* _What the task asks_
Check each line of the records below and collect those holding "Noticias".
(Data provided)
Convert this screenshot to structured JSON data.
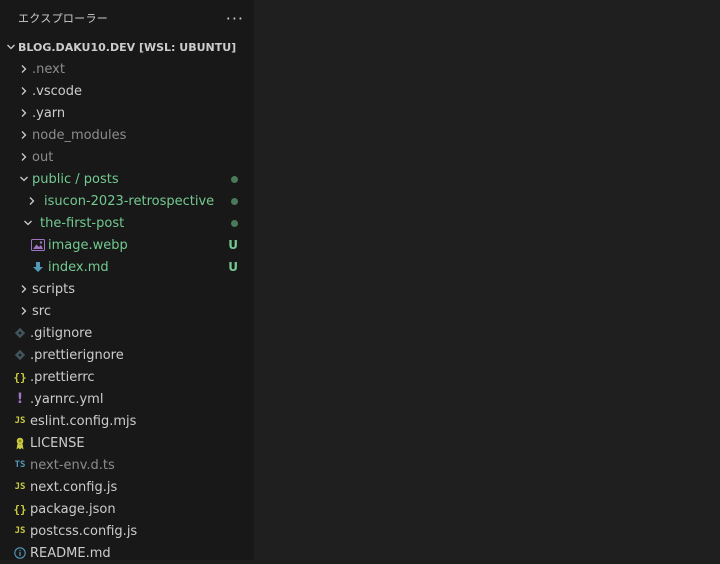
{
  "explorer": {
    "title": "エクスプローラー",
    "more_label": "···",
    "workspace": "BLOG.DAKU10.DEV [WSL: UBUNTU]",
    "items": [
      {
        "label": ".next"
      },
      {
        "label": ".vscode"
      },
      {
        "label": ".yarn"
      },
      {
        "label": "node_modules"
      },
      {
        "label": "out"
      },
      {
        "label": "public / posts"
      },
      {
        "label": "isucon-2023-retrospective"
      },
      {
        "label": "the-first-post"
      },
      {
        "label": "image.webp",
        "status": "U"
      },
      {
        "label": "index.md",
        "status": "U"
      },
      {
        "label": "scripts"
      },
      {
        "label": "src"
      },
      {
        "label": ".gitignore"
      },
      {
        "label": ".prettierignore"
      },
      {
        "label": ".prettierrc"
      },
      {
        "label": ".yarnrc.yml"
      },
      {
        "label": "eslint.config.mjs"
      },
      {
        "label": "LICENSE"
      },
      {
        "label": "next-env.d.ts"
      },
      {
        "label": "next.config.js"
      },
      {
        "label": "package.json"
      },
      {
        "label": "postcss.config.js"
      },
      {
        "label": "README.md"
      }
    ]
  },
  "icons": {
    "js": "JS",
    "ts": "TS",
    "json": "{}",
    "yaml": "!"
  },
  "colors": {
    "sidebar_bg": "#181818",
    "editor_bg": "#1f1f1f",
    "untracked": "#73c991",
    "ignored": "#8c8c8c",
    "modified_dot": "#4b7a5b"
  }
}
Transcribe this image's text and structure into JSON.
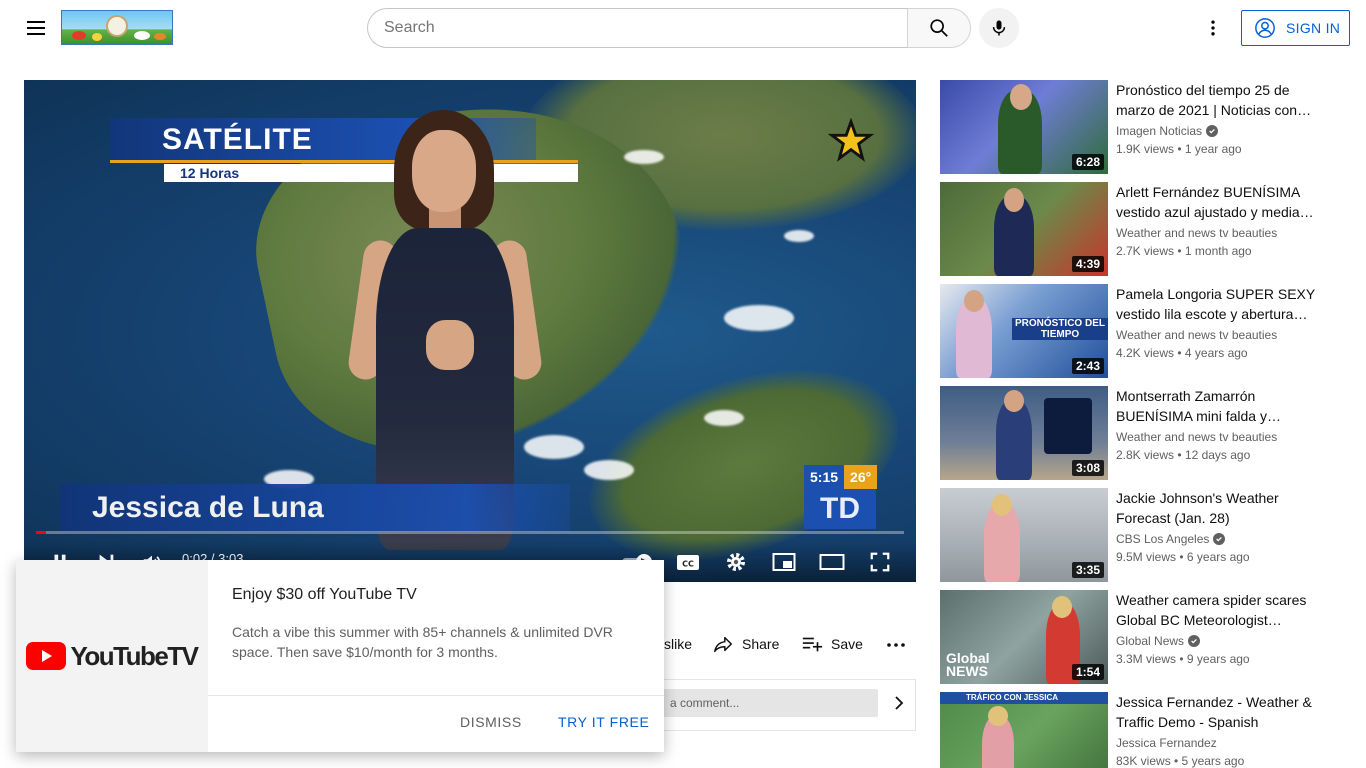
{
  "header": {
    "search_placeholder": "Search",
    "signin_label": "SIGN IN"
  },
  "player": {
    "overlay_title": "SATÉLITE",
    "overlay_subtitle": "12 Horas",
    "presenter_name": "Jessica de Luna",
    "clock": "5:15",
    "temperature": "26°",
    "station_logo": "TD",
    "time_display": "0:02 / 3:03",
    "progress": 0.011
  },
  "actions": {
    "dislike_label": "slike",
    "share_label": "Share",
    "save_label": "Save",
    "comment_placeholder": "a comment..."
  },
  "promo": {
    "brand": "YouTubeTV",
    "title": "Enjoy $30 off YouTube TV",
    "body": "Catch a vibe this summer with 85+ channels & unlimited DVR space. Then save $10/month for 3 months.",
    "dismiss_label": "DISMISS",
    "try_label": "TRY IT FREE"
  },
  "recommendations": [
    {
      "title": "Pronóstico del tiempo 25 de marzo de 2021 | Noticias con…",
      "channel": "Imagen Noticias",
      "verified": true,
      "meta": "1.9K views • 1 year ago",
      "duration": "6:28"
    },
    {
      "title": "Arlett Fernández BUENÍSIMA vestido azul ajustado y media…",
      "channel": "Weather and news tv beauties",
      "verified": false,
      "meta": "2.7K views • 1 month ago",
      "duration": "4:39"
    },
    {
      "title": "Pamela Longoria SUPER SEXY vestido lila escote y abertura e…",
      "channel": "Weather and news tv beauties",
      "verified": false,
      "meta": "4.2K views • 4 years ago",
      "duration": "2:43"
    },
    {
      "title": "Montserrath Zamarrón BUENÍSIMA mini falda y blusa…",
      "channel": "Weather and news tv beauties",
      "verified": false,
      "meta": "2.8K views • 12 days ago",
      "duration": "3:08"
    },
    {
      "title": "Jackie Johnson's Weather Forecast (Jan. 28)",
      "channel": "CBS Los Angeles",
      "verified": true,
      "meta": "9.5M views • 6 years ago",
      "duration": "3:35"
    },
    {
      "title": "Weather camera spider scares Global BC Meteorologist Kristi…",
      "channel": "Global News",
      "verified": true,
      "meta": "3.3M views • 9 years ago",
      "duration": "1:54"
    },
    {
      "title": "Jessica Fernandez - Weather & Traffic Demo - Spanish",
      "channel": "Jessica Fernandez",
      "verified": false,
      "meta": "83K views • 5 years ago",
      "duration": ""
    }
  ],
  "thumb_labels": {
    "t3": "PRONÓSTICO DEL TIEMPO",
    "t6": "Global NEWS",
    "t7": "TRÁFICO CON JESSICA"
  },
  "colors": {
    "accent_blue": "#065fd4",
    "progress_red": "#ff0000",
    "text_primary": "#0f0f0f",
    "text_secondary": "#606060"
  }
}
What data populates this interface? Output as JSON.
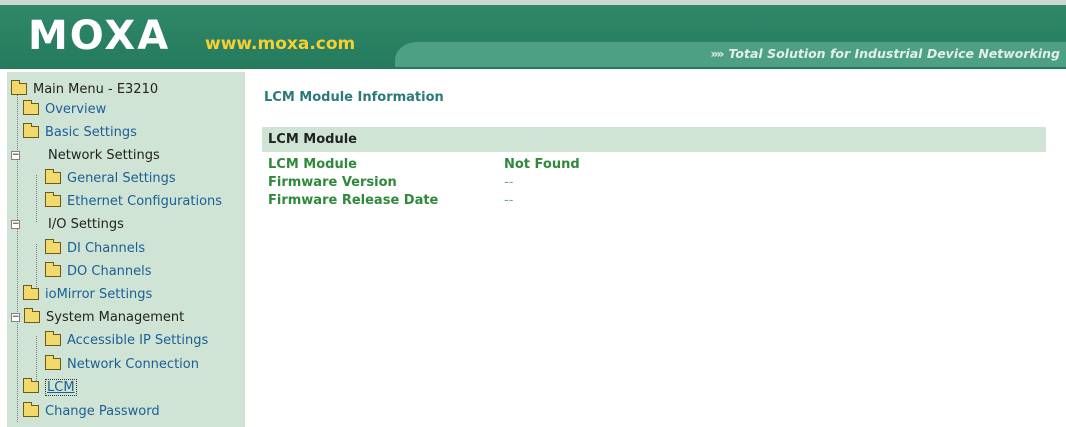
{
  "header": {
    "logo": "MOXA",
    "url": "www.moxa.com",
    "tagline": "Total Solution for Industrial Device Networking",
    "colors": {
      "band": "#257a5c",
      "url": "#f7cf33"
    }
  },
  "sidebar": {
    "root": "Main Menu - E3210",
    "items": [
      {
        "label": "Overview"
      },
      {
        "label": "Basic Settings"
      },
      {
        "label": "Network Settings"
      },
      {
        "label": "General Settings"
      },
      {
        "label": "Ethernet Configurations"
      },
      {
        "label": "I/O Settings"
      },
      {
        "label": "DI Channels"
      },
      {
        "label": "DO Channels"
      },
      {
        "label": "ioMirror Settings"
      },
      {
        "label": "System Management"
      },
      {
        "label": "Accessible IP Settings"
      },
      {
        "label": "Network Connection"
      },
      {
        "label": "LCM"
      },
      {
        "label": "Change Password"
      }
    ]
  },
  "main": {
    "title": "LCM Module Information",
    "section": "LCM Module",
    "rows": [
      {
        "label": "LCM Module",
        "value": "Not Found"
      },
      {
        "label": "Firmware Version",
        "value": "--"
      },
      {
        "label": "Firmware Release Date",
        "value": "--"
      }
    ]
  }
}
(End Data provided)
* _Answer section_
      "title": "Pronóstico del tiempo 25 de marzo de 2021 | Noticias con…",
      "channel": "Imagen Noticias",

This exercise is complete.